◆ Work order
Images are to be dropped, and the rest of the data reproduced exactly.

Records from a collection:
::::

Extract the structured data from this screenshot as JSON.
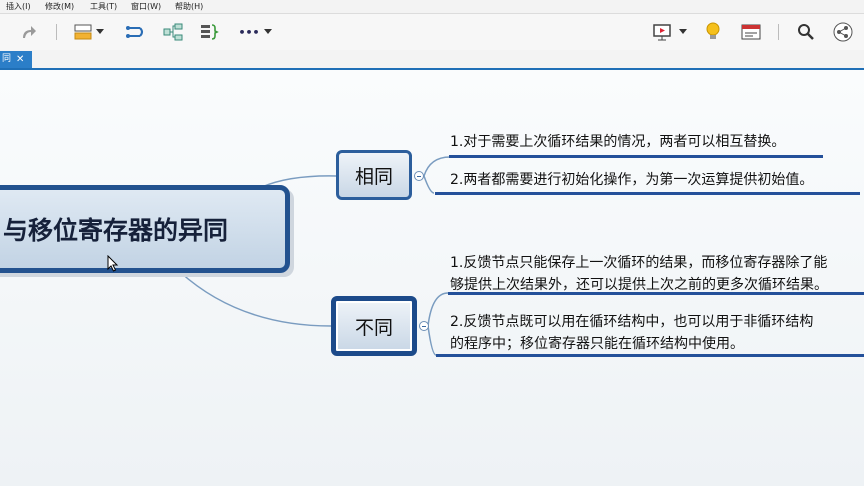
{
  "menu": {
    "items": [
      "插入(I)",
      "修改(M)",
      "工具(T)",
      "窗口(W)",
      "帮助(H)"
    ]
  },
  "toolbar": {
    "icons": [
      "redo-icon",
      "topic-style-icon",
      "relationship-icon",
      "structure-icon",
      "summary-icon",
      "more-icon",
      "presentation-icon",
      "idea-icon",
      "layout-icon",
      "search-icon",
      "share-icon"
    ],
    "more_label": "•••"
  },
  "tab": {
    "label": "同",
    "close": "✕"
  },
  "mindmap": {
    "central_topic": "与移位寄存器的异同",
    "branches": [
      {
        "label": "相同",
        "items": [
          "1.对于需要上次循环结果的情况，两者可以相互替换。",
          "2.两者都需要进行初始化操作，为第一次运算提供初始值。"
        ]
      },
      {
        "label": "不同",
        "items": [
          [
            "1.反馈节点只能保存上一次循环的结果，而移位寄存器除了能",
            "够提供上次结果外，还可以提供上次之前的更多次循环结果。"
          ],
          [
            "2.反馈节点既可以用在循环结构中，也可以用于非循环结构",
            "的程序中；移位寄存器只能在循环结构中使用。"
          ]
        ]
      }
    ]
  },
  "colors": {
    "accent": "#23528f",
    "tab_blue": "#2b7ec8",
    "line": "#7a9cc0"
  }
}
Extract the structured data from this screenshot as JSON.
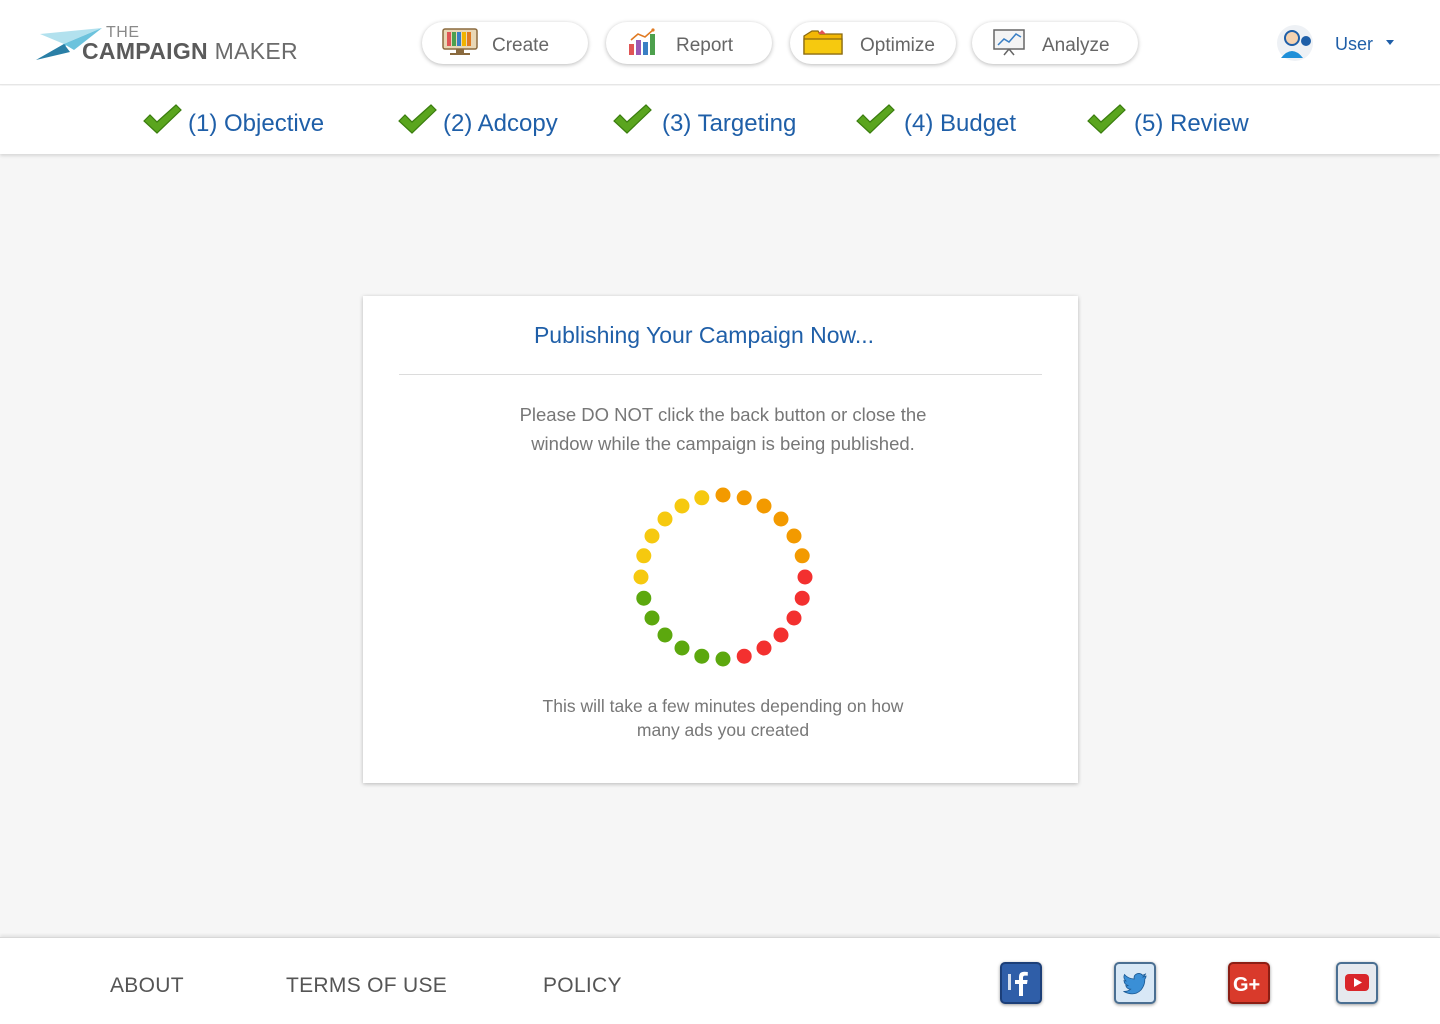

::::

◆ Task result
Extract the structured data from this screenshot as JSON.
{
  "menu": {
    "items": [
      "插入(I)",
      "修改(M)",
      "工具(T)",
      "窗口(W)",
      "帮助(H)"
    ]
  },
  "toolbar": {
    "icons": [
      "redo-icon",
      "topic-style-icon",
      "relationship-icon",
      "structure-icon",
      "summary-icon",
      "more-icon",
      "presentation-icon",
      "idea-icon",
      "layout-icon",
      "search-icon",
      "share-icon"
    ],
    "more_label": "•••"
  },
  "tab": {
    "label": "同",
    "close": "✕"
  },
  "mindmap": {
    "central_topic": "与移位寄存器的异同",
    "branches": [
      {
        "label": "相同",
        "items": [
          "1.对于需要上次循环结果的情况，两者可以相互替换。",
          "2.两者都需要进行初始化操作，为第一次运算提供初始值。"
        ]
      },
      {
        "label": "不同",
        "items": [
          [
            "1.反馈节点只能保存上一次循环的结果，而移位寄存器除了能",
            "够提供上次结果外，还可以提供上次之前的更多次循环结果。"
          ],
          [
            "2.反馈节点既可以用在循环结构中，也可以用于非循环结构",
            "的程序中；移位寄存器只能在循环结构中使用。"
          ]
        ]
      }
    ]
  },
  "colors": {
    "accent": "#23528f",
    "tab_blue": "#2b7ec8",
    "line": "#7a9cc0"
  }
}
Extract the structured data from this screenshot as JSON.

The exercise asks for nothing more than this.